Recent research suggests that rattlesnakes may help disperse the seeds of grasses and other plants. Rodents eat grass seeds and those of other plants, but the seeds do not normally survive through the digestive process of rodents. However, rodents often carry the seeds in their cheek pouches, and if the rodent is then killed and eaten by a rattlesnake, these seeds are capable of passing through the snake’s digestive tract and remaining viable. Three species of desert-dwelling rattlesnakes were found to have consumed rodents with seeds in their cheek pouches and that the seeds are capable of germinating in the snake’s colon and may be passed with the snake’s feces, allowing dispersal of the plant propagules.
Rattlesnakes and many other species of snakes are experiencing declines in populations in the United States due to loss of habitat, continued persecution, and emerging diseases such as the snake fungus Ophidiomyces ophiodiicola. The eastern diamondback rattlesnake (Crotalus adamanteus) (Figure 2) has declined to the point where the species has been petitioned for protection as a threatened species under the Endangered Species Act.
Figure 2. The eastern diamondback rattlesnake (Crotalus adamanteus) is one of the more well-known (and often persecuted) rattlesnake species.
Photographed and copyrighted by the author, Jason Seitz
A Fun Way to Report your Amphibian and Reptile Sightings Using Citizen Science
Use the HerpMapper mobile phone app to record and submit your amphibian and reptile sightings! It’s fun, simple, and easy to do. See the website https://www.herpmapper.org/ for more information and to download the app.
Adkins, C.L., D.N. Greenwald, D.B. Means, B. Matturro, and J. Ries. 2011. Petition to List the Eastern Diamondback Rattlesnake (Crotalus adamanteus) as Threatened under the Endangered Species Act. Petition submitted 08/11/11 to U.S. Fish and Wildlife Service (USFWS), Washington, D.C., and USFWS Region 4, Atlanta, GA.
Brown, W.S. 1993. Biology, Status, and Management of the Timber Rattlesnake (Crotalus horridus): A guide for Conservation. Society for the Study of Amphibians and Reptiles, Herpetological Circular No. 22, The University of Kansas, Lawrence, KS.
Kabay, E., N.M. Caruso, and K.R. Lips. 2013. Timber Rattlesnakes May Reduce Incidence of Lyme Disease in the Northeastern United States. 98th Annual Meeting of the Ecological Society of America, 08/06/13, Minneapolis, MN. Accessed online 02/05/18 at https://eco.confex.com/eco/2013/webprogram/Paper44305.html.
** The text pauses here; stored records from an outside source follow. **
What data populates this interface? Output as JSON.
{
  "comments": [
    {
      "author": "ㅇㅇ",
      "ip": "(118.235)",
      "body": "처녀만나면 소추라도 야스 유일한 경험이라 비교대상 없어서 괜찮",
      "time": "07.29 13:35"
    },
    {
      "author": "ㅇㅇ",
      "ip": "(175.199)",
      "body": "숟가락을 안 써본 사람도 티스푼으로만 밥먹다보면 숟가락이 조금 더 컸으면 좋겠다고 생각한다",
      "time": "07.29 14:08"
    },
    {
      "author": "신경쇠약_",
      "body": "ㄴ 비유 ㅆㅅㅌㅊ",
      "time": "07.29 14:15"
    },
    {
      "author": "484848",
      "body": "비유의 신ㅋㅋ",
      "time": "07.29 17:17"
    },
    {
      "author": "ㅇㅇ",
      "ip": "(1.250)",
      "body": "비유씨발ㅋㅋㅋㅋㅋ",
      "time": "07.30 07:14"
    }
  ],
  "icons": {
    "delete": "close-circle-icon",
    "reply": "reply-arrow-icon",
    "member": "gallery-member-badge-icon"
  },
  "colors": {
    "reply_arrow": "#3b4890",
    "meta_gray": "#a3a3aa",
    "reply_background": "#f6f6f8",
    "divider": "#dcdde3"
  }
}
Lorch, J.M, S. Knowles, J.S. Lankton, K. Michell, J.L. Edwards, J.M. Kapfer, R.A. Staffen, E.R. Wild, K.Z. Schmidt, A.E. Ballmann, D. Blodgett, T.M. Farrel, B.M. Glorioso, L.A. Last, S.J. Price, K.L. Schuler, C.E. Smith, J.F.X. Wellehan, Jr., and D.S. Blehert. 2016. Snake fungal disease: an emerging threat to wild snakes. Philosophical Transactions of the Royal Society B 371: 20150457. Accessed online 02/13/18 at http://rstb.royalsocietypublishing.org/content/royptb/371/1709/20150457.full.pdf.
Reiserer, R.S., G.W. Schuett, and H.W. Greene. 2018. Seed ingestion and germination in rattlesnakes: overlooked agents of rescue and secondary dispersal. Proceedings of the Royal Society B: 285: 20172755. http://dx.doi.org/10.1098/rspb.2017.2755.
Robertson, M. 2017. pers. comm. regarding regional differences in neurotoxins in the timber rattlesnake.
Wilcox, C. 2016. Venomous, How Earth’s Deadliest Creatures Mastered Biochemistry. Scientific American / Farrar, Straus, and Giroux, New York, NY.